**ABOUT THIS EXERCISE**
All entries below are to be returned exactly, with pictures left out.

PROVIDED ENTRIES START

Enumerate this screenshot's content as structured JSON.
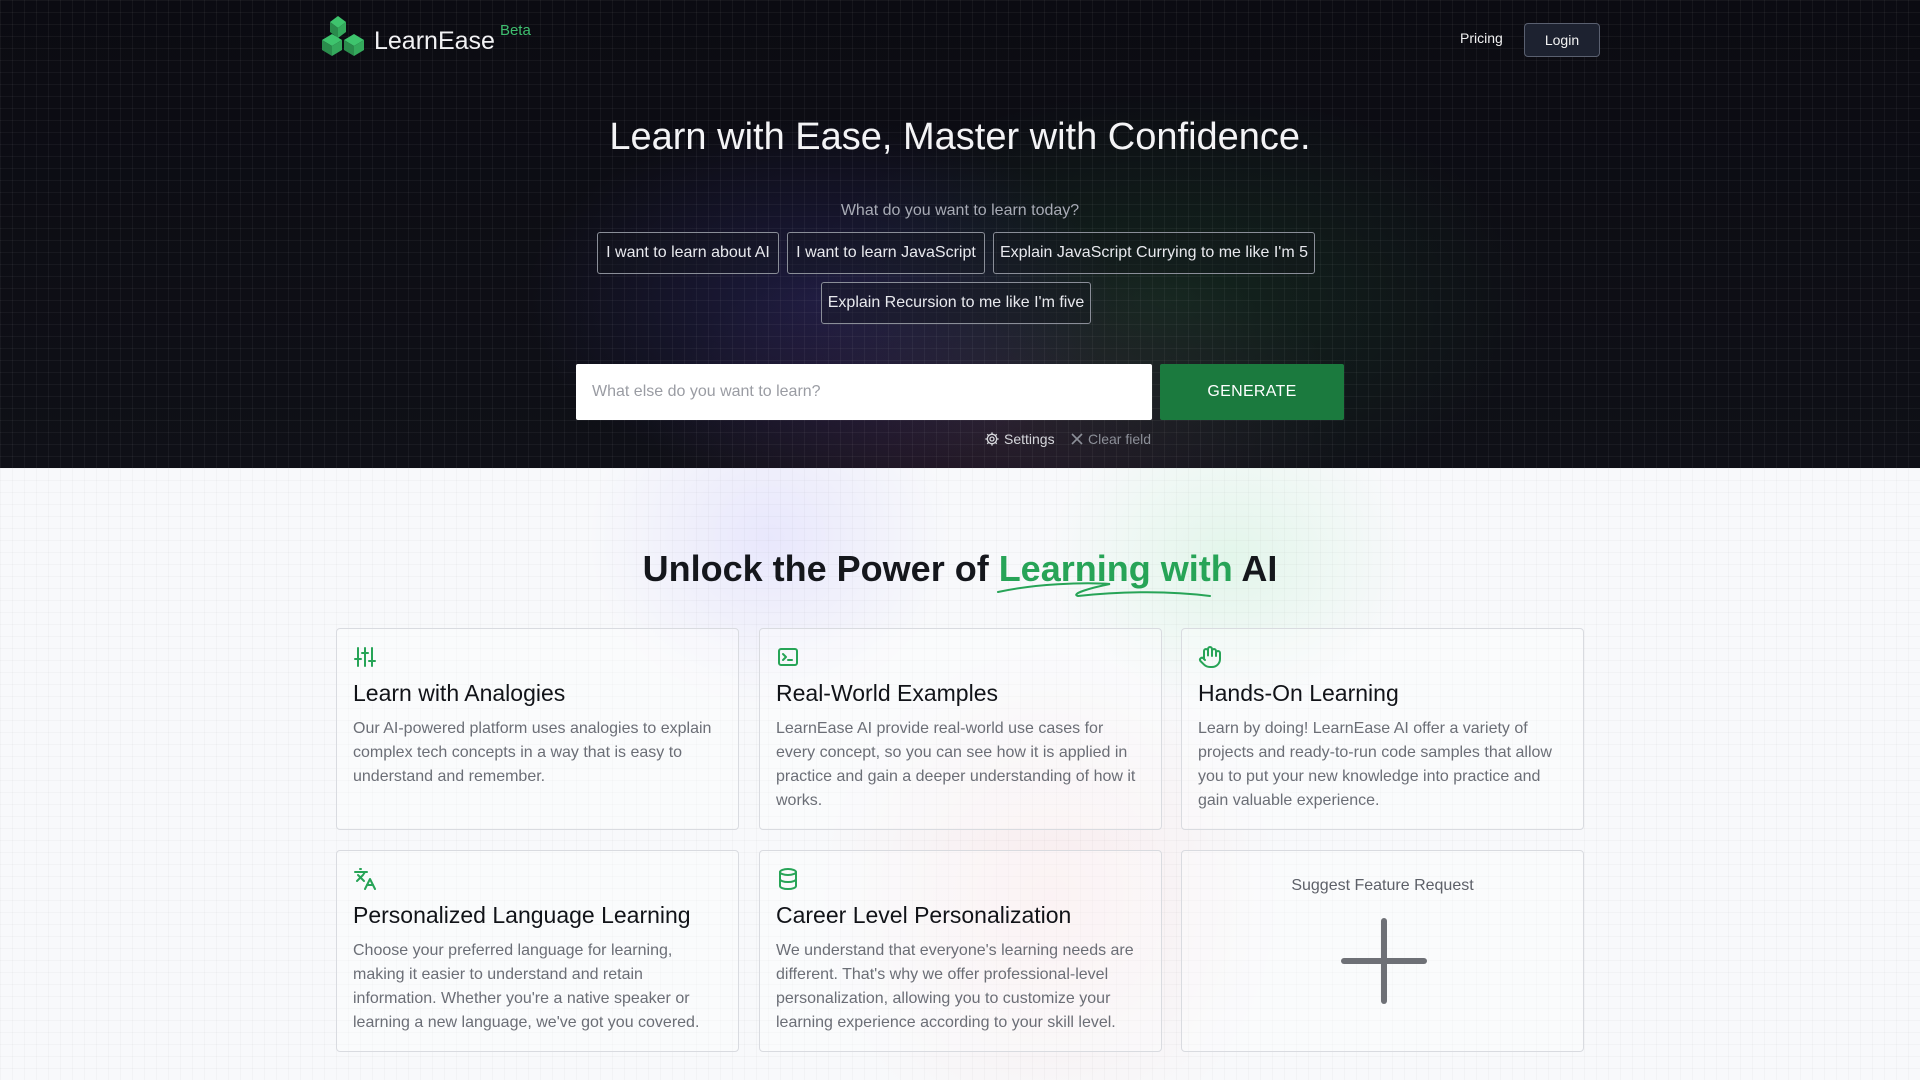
{
  "brand": {
    "name": "LearnEase",
    "badge": "Beta"
  },
  "nav": {
    "pricing": "Pricing",
    "login": "Login"
  },
  "hero": {
    "title": "Learn with Ease, Master with Confidence.",
    "subtitle": "What do you want to learn today?",
    "suggestions": [
      "I want to learn about AI",
      "I want to learn JavaScript",
      "Explain JavaScript Currying to me like I'm 5",
      "Explain Recursion to me like I'm five"
    ],
    "search_placeholder": "What else do you want to learn?",
    "generate_label": "GENERATE",
    "settings_label": "Settings",
    "clear_label": "Clear field"
  },
  "features": {
    "title_prefix": "Unlock the Power of ",
    "title_highlight": "Learning with",
    "title_suffix": " AI",
    "cards": [
      {
        "icon": "sliders-icon",
        "title": "Learn with Analogies",
        "desc": "Our AI-powered platform uses analogies to explain complex tech concepts in a way that is easy to understand and remember."
      },
      {
        "icon": "terminal-icon",
        "title": "Real-World Examples",
        "desc": "LearnEase AI provide real-world use cases for every concept, so you can see how it is applied in practice and gain a deeper understanding of how it works."
      },
      {
        "icon": "hand-icon",
        "title": "Hands-On Learning",
        "desc": "Learn by doing! LearnEase AI offer a variety of projects and ready-to-run code samples that allow you to put your new knowledge into practice and gain valuable experience."
      },
      {
        "icon": "translate-icon",
        "title": "Personalized Language Learning",
        "desc": "Choose your preferred language for learning, making it easier to understand and retain information. Whether you're a native speaker or learning a new language, we've got you covered."
      },
      {
        "icon": "database-icon",
        "title": "Career Level Personalization",
        "desc": "We understand that everyone's learning needs are different. That's why we offer professional-level personalization, allowing you to customize your learning experience according to your skill level."
      }
    ],
    "suggest_label": "Suggest Feature Request"
  },
  "colors": {
    "accent": "#27a457",
    "button": "#1b7a3e"
  }
}
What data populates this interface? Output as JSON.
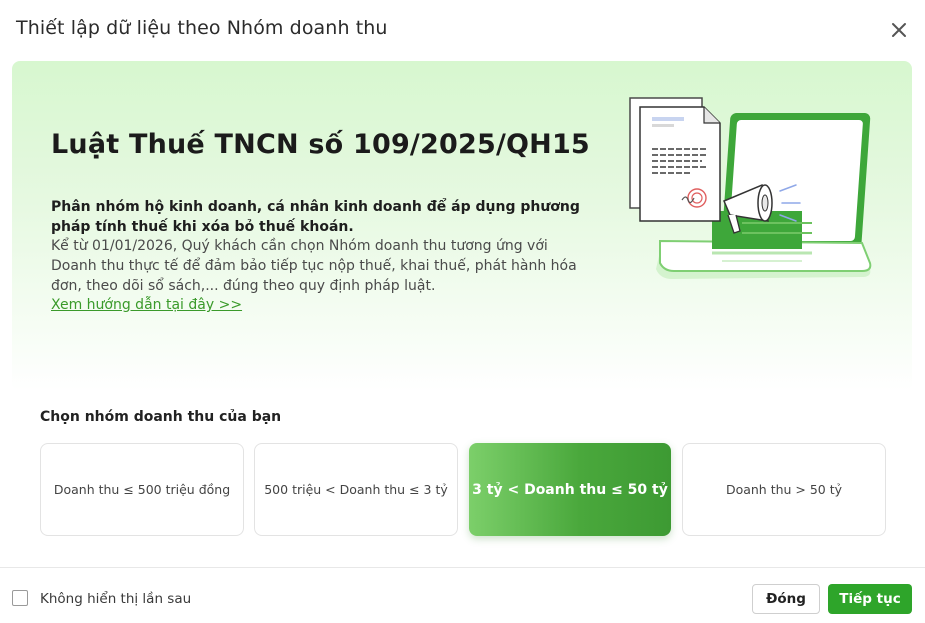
{
  "dialog": {
    "title": "Thiết lập dữ liệu theo Nhóm doanh thu",
    "close_icon": "close-icon"
  },
  "banner": {
    "law_title": "Luật Thuế TNCN số 109/2025/QH15",
    "desc_bold": "Phân nhóm hộ kinh doanh, cá nhân kinh doanh để áp dụng phương pháp tính thuế khi xóa bỏ thuế khoán.",
    "desc_text": "Kể từ 01/01/2026, Quý khách cần chọn Nhóm doanh thu tương ứng với Doanh thu thực tế để đảm bảo tiếp tục nộp thuế, khai thuế, phát hành hóa đơn, theo dõi sổ sách,... đúng theo quy định pháp luật.",
    "guide_link": "Xem hướng dẫn tại đây >>",
    "illustration_icon": "laptop-document-megaphone-illustration"
  },
  "revenue_groups": {
    "label": "Chọn nhóm doanh thu của bạn",
    "options": [
      {
        "label": "Doanh thu ≤ 500 triệu đồng",
        "selected": false
      },
      {
        "label": "500 triệu < Doanh thu ≤ 3 tỷ",
        "selected": false
      },
      {
        "label": "3 tỷ < Doanh thu ≤ 50 tỷ",
        "selected": true
      },
      {
        "label": "Doanh thu > 50 tỷ",
        "selected": false
      }
    ]
  },
  "footer": {
    "dont_show_label": "Không hiển thị lần sau",
    "dont_show_checked": false,
    "close_label": "Đóng",
    "next_label": "Tiếp tục"
  },
  "colors": {
    "accent": "#2ea52a",
    "link": "#3a9a2a",
    "banner_bg": "#d7f7cf"
  }
}
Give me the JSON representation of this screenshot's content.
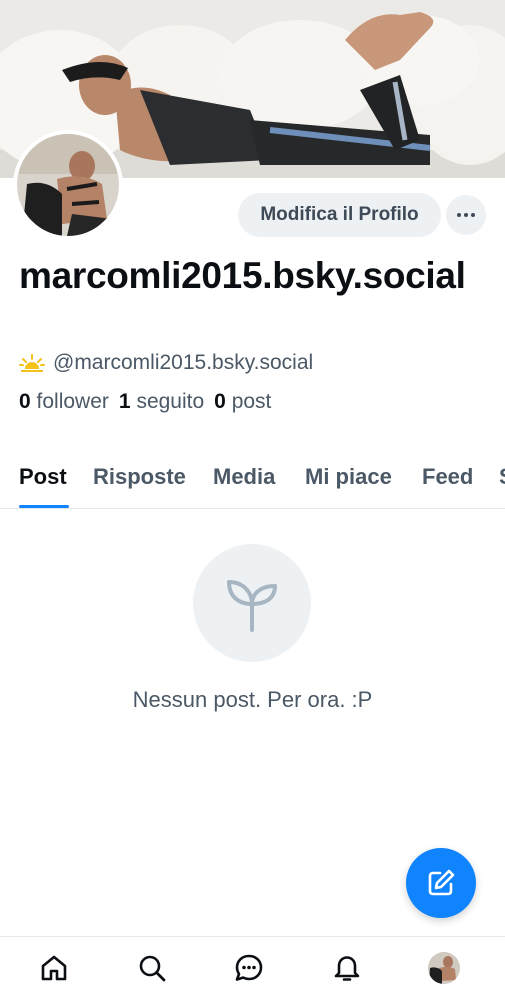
{
  "profile": {
    "display_name": "marcomli2015.bsky.social",
    "handle": "@marcomli2015.bsky.social",
    "edit_button_label": "Modifica il Profilo",
    "more_button_label": "···",
    "stats": {
      "followers_count": "0",
      "followers_label": "follower",
      "following_count": "1",
      "following_label": "seguito",
      "posts_count": "0",
      "posts_label": "post"
    }
  },
  "tabs": [
    {
      "label": "Post",
      "active": true
    },
    {
      "label": "Risposte",
      "active": false
    },
    {
      "label": "Media",
      "active": false
    },
    {
      "label": "Mi piace",
      "active": false
    },
    {
      "label": "Feed",
      "active": false
    },
    {
      "label": "S",
      "active": false
    }
  ],
  "empty_state": {
    "icon": "sprout-icon",
    "message": "Nessun post. Per ora. :P"
  },
  "fab": {
    "icon": "compose-icon"
  },
  "bottom_nav": [
    {
      "icon": "home-icon"
    },
    {
      "icon": "search-icon"
    },
    {
      "icon": "chat-icon"
    },
    {
      "icon": "bell-icon"
    },
    {
      "icon": "profile-avatar"
    }
  ],
  "colors": {
    "accent": "#1083fe",
    "text_primary": "#0b0f14",
    "text_secondary": "#4b5866",
    "button_bg": "#eef1f4"
  }
}
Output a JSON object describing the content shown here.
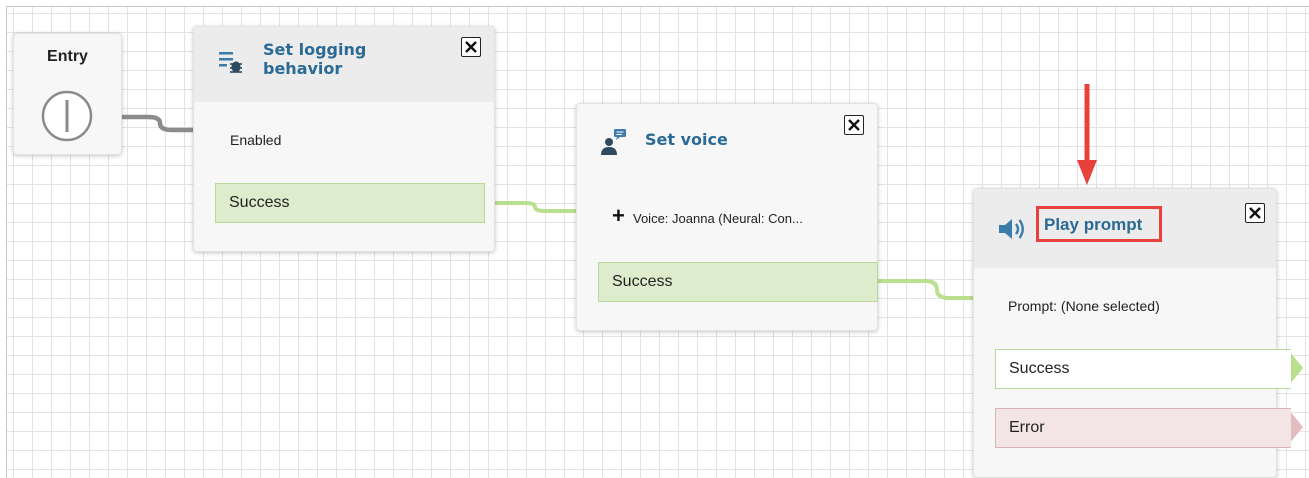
{
  "entry": {
    "label": "Entry"
  },
  "blocks": [
    {
      "id": "set-logging",
      "title_line1": "Set logging",
      "title_line2": "behavior",
      "icon": "logging-icon",
      "param": "Enabled",
      "branches": [
        "Success"
      ]
    },
    {
      "id": "set-voice",
      "title": "Set voice",
      "icon": "voice-person-icon",
      "param": "Voice: Joanna (Neural: Con...",
      "expand_symbol": "+",
      "branches": [
        "Success"
      ]
    },
    {
      "id": "play-prompt",
      "title": "Play prompt",
      "icon": "speaker-icon",
      "param": "Prompt: (None selected)",
      "branches": [
        "Success",
        "Error"
      ]
    }
  ],
  "colors": {
    "title_blue": "#2a6a94",
    "success_fill": "#ddeccc",
    "success_wire": "#b9df8f",
    "error_fill": "#f3e4e6",
    "highlight_red": "#e8403a",
    "entry_wire": "#8a8a8a"
  }
}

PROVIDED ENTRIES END

**RESULT BELOW**
Enumerate this screenshot's content as structured JSON.
{
  "brand": {
    "name": "LearnEase",
    "badge": "Beta"
  },
  "nav": {
    "pricing": "Pricing",
    "login": "Login"
  },
  "hero": {
    "title": "Learn with Ease, Master with Confidence.",
    "subtitle": "What do you want to learn today?",
    "suggestions": [
      "I want to learn about AI",
      "I want to learn JavaScript",
      "Explain JavaScript Currying to me like I'm 5",
      "Explain Recursion to me like I'm five"
    ],
    "search_placeholder": "What else do you want to learn?",
    "generate_label": "GENERATE",
    "settings_label": "Settings",
    "clear_label": "Clear field"
  },
  "features": {
    "title_prefix": "Unlock the Power of ",
    "title_highlight": "Learning with",
    "title_suffix": " AI",
    "cards": [
      {
        "icon": "sliders-icon",
        "title": "Learn with Analogies",
        "desc": "Our AI-powered platform uses analogies to explain complex tech concepts in a way that is easy to understand and remember."
      },
      {
        "icon": "terminal-icon",
        "title": "Real-World Examples",
        "desc": "LearnEase AI provide real-world use cases for every concept, so you can see how it is applied in practice and gain a deeper understanding of how it works."
      },
      {
        "icon": "hand-icon",
        "title": "Hands-On Learning",
        "desc": "Learn by doing! LearnEase AI offer a variety of projects and ready-to-run code samples that allow you to put your new knowledge into practice and gain valuable experience."
      },
      {
        "icon": "translate-icon",
        "title": "Personalized Language Learning",
        "desc": "Choose your preferred language for learning, making it easier to understand and retain information. Whether you're a native speaker or learning a new language, we've got you covered."
      },
      {
        "icon": "database-icon",
        "title": "Career Level Personalization",
        "desc": "We understand that everyone's learning needs are different. That's why we offer professional-level personalization, allowing you to customize your learning experience according to your skill level."
      }
    ],
    "suggest_label": "Suggest Feature Request"
  },
  "colors": {
    "accent": "#27a457",
    "button": "#1b7a3e"
  }
}
What data populates this interface? Output as JSON.
{
  "dialog": {
    "title": "Thiết lập dữ liệu theo Nhóm doanh thu",
    "close_icon": "close-icon"
  },
  "banner": {
    "law_title": "Luật Thuế TNCN số 109/2025/QH15",
    "desc_bold": "Phân nhóm hộ kinh doanh, cá nhân kinh doanh để áp dụng phương pháp tính thuế khi xóa bỏ thuế khoán.",
    "desc_text": "Kể từ 01/01/2026, Quý khách cần chọn Nhóm doanh thu tương ứng với Doanh thu thực tế để đảm bảo tiếp tục nộp thuế, khai thuế, phát hành hóa đơn, theo dõi sổ sách,... đúng theo quy định pháp luật.",
    "guide_link": "Xem hướng dẫn tại đây >>",
    "illustration_icon": "laptop-document-megaphone-illustration"
  },
  "revenue_groups": {
    "label": "Chọn nhóm doanh thu của bạn",
    "options": [
      {
        "label": "Doanh thu ≤ 500 triệu đồng",
        "selected": false
      },
      {
        "label": "500 triệu < Doanh thu ≤ 3 tỷ",
        "selected": false
      },
      {
        "label": "3 tỷ < Doanh thu ≤ 50 tỷ",
        "selected": true
      },
      {
        "label": "Doanh thu > 50 tỷ",
        "selected": false
      }
    ]
  },
  "footer": {
    "dont_show_label": "Không hiển thị lần sau",
    "dont_show_checked": false,
    "close_label": "Đóng",
    "next_label": "Tiếp tục"
  },
  "colors": {
    "accent": "#2ea52a",
    "link": "#3a9a2a",
    "banner_bg": "#d7f7cf"
  }
}
Give me the JSON representation of this screenshot's content.
{
  "profile": {
    "display_name": "marcomli2015.bsky.social",
    "handle": "@marcomli2015.bsky.social",
    "edit_button_label": "Modifica il Profilo",
    "more_button_label": "···",
    "stats": {
      "followers_count": "0",
      "followers_label": "follower",
      "following_count": "1",
      "following_label": "seguito",
      "posts_count": "0",
      "posts_label": "post"
    }
  },
  "tabs": [
    {
      "label": "Post",
      "active": true
    },
    {
      "label": "Risposte",
      "active": false
    },
    {
      "label": "Media",
      "active": false
    },
    {
      "label": "Mi piace",
      "active": false
    },
    {
      "label": "Feed",
      "active": false
    },
    {
      "label": "S",
      "active": false
    }
  ],
  "empty_state": {
    "icon": "sprout-icon",
    "message": "Nessun post. Per ora. :P"
  },
  "fab": {
    "icon": "compose-icon"
  },
  "bottom_nav": [
    {
      "icon": "home-icon"
    },
    {
      "icon": "search-icon"
    },
    {
      "icon": "chat-icon"
    },
    {
      "icon": "bell-icon"
    },
    {
      "icon": "profile-avatar"
    }
  ],
  "colors": {
    "accent": "#1083fe",
    "text_primary": "#0b0f14",
    "text_secondary": "#4b5866",
    "button_bg": "#eef1f4"
  }
}
Output a JSON object describing the content shown here.
{
  "entry": {
    "label": "Entry"
  },
  "blocks": [
    {
      "id": "set-logging",
      "title_line1": "Set logging",
      "title_line2": "behavior",
      "icon": "logging-icon",
      "param": "Enabled",
      "branches": [
        "Success"
      ]
    },
    {
      "id": "set-voice",
      "title": "Set voice",
      "icon": "voice-person-icon",
      "param": "Voice: Joanna (Neural: Con...",
      "expand_symbol": "+",
      "branches": [
        "Success"
      ]
    },
    {
      "id": "play-prompt",
      "title": "Play prompt",
      "icon": "speaker-icon",
      "param": "Prompt: (None selected)",
      "branches": [
        "Success",
        "Error"
      ]
    }
  ],
  "colors": {
    "title_blue": "#2a6a94",
    "success_fill": "#ddeccc",
    "success_wire": "#b9df8f",
    "error_fill": "#f3e4e6",
    "highlight_red": "#e8403a",
    "entry_wire": "#8a8a8a"
  }
}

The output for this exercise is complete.